StatCounter

Monday, December 30, 2013

HAPPY NEW YEAR'S - BUT WHEN?



                                  HAPPY NEW YEAR!   
 
                                             
 
Wishing everyone a happy, healthy and successful 2014.  

I thought I’d check my Wikipedia and find out the history of New Years. So for those who don’t know, like me, here’s some interesting information on New Year’s.

New Year’s Day we hang our new 2014 calendars. The New Year of the Gregorian calendar, similar to the Roman calendar, the one commonly used throughout the world, falls on January 1(New Year's Day). There are numerous calendars that remain in regional use that calculate the New Year differently.

The order of months in the Roman calendar was January to December since King Numa Pompilius in about 700 BC. Until 1751 in England and Wales (and all British dominions) the new year started on March 25 – Lady Day, one of the four quarter days (the change to 1 January took place in 1600 in Scotland).  Since then, January 1 has been the first day of the year.

During the Middle Ages several other days were variously taken as the beginning of the calendar year (March, 1 March 25, Easter, September 1, December 25).

In many countries, such as the Czech Republic, Italy, Spain and the UK,  January 1 is a national holiday.

With the expansion of Western culture to many other places in the world during recent centuries, they have adopted the Gregorian calendar and the 1 January date of New Year has become global, even in countries with their own New Year celebrations on other days (such as Israel, China and India). Many in the countries where Eastern Orthodoxy predominates celebrate both the Gregorian and Julian New Year holidays, with the Gregorian day celebrated as a civic holiday, and the Julian date as the "Old New Year", a religious holiday.

The Chinese New Year, also known as the Lunar New Year, occurs every year on the new moon of the first lunar month, about the beginning of spring. The exact date can fall any time between January 21 and February 21 of the Gregorian calendar.

The Vietnamese New Year most times is the same day as the Chinese New Year due to the Vietnamese using Chinese calendar.

The Tibetan New Year falls from January through March.

The new year of many South and Southeast Asian calendars falls between April 13 1nd 15, marking the beginning of spring.

I do make goals and I posted them in my previous post. Do you celebrate New Year’s? If so, do you celebrate January 1st or do you celebrate on another day? Do you make resolutions or goals? I’d love to hear from you.
                                                  

 

7 comments:

  1. An interesting post, Beverley. I celebrate New Years on January 1st, or the night before on December 31st at Midnight. lol

    Happy New Years, Beverley.

    ReplyDelete
    Replies
    1. Celebrate tonight Sandy and wishes for a wonderful 2014.
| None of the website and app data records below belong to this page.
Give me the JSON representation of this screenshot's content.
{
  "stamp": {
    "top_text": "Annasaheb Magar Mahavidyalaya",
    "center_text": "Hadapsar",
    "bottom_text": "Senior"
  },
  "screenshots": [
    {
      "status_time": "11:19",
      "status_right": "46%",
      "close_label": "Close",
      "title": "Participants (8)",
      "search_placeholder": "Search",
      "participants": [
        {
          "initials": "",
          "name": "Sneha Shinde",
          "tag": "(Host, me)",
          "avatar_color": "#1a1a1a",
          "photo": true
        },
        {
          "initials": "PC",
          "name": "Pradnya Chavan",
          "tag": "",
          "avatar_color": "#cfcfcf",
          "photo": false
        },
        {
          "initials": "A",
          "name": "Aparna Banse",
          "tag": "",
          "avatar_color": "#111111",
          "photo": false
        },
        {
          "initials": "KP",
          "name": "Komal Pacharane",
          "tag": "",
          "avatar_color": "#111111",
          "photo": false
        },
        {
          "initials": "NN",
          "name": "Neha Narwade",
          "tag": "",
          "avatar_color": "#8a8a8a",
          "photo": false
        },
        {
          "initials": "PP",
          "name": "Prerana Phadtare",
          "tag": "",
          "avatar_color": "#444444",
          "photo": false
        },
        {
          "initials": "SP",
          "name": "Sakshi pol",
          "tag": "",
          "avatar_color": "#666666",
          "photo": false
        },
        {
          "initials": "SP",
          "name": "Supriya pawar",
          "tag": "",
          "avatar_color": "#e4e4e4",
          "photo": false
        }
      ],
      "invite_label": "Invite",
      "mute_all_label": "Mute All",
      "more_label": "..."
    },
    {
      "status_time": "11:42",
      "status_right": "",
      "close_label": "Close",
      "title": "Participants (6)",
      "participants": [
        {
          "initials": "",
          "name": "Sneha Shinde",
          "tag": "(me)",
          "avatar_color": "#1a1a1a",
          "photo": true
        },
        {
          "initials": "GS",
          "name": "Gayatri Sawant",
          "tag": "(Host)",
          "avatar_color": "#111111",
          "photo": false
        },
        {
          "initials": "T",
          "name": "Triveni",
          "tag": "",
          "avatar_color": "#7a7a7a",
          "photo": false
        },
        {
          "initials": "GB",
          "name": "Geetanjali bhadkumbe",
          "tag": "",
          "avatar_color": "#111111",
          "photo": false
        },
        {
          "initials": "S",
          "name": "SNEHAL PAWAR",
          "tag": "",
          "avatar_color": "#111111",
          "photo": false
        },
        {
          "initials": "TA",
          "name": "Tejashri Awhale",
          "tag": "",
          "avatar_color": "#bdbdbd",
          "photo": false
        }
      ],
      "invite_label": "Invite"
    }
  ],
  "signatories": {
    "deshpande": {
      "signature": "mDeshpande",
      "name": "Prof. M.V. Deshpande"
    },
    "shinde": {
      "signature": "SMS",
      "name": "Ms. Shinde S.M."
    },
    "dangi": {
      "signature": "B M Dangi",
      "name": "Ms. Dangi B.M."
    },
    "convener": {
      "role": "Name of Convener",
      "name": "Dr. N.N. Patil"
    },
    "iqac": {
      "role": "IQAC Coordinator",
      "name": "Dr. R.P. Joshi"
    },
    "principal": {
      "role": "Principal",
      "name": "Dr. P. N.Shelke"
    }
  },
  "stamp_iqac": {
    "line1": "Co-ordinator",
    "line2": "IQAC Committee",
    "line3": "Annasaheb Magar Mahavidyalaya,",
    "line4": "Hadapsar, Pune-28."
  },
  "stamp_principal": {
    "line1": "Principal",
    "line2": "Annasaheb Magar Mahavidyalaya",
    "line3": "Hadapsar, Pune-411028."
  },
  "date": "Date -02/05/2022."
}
      Delete
  2. I'm on the American Calendar so I'll celebrate the New Year tonight as the clock clicks down to midnight. Really it seems like an arbitrary thing and from your post, I can see why. But I don't know that I want 2014 to begin on April 1st... Might be nice though to see that the spring is the season of rebirth. With the calendar we use, winter has already begun and we aren't even close to spring's rebirth. Maybe I will just go with the Pagan calendar and celebrate each season's blessings. :) Happy New Years!!

    ReplyDelete
    Replies
    1. I like your idea of the Pagan calendar and celebrating each season's blessings, Melissa. I often think of September 1st as the start to a new year. However, I will stay up late tonight and bring in 2014. Happy New Year!
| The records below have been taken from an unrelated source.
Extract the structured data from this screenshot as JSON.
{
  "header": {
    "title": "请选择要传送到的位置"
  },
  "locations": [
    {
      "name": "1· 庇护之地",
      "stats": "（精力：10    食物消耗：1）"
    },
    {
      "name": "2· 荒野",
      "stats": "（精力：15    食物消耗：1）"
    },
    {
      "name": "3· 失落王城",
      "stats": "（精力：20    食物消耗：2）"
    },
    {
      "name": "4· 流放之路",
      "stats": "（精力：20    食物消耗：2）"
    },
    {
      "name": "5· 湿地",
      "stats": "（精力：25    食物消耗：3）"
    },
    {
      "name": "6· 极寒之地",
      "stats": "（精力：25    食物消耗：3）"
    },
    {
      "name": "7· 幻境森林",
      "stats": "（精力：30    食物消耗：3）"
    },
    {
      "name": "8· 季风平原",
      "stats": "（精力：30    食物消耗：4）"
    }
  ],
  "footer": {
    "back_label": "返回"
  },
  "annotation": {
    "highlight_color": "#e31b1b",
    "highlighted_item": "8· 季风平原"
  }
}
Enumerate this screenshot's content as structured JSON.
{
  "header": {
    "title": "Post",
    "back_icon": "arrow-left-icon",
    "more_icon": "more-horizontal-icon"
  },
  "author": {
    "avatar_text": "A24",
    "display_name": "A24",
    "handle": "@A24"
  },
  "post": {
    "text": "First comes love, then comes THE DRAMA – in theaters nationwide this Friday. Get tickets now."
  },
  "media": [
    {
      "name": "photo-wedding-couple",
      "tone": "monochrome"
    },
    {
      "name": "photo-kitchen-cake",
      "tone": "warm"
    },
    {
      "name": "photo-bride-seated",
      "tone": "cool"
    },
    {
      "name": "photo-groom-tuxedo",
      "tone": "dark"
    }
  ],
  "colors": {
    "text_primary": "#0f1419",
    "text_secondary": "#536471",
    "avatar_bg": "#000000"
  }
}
      Delete
  3. Great post. Not many know this...unless they are a history buff :)
    Happy New Year.

    ReplyDelete
    Replies
    1. Thanks Andrea. I'm not really a history buff, but I do find it interesting to check out information about special days and holidays, and how they differ in many countries.

      Delete
  4. This was posted on a loop in response to my Blog. It came from Vietnam. Thanks Mike.
    The Chinese New Year, and the Vietnamese New Year, will start this year on 31st January, but it is NOT a lunar new year, but a Lunisolar New Year. The difference is the odd number of days which all calendars have, and the occasional extra month!

    ReplyDelete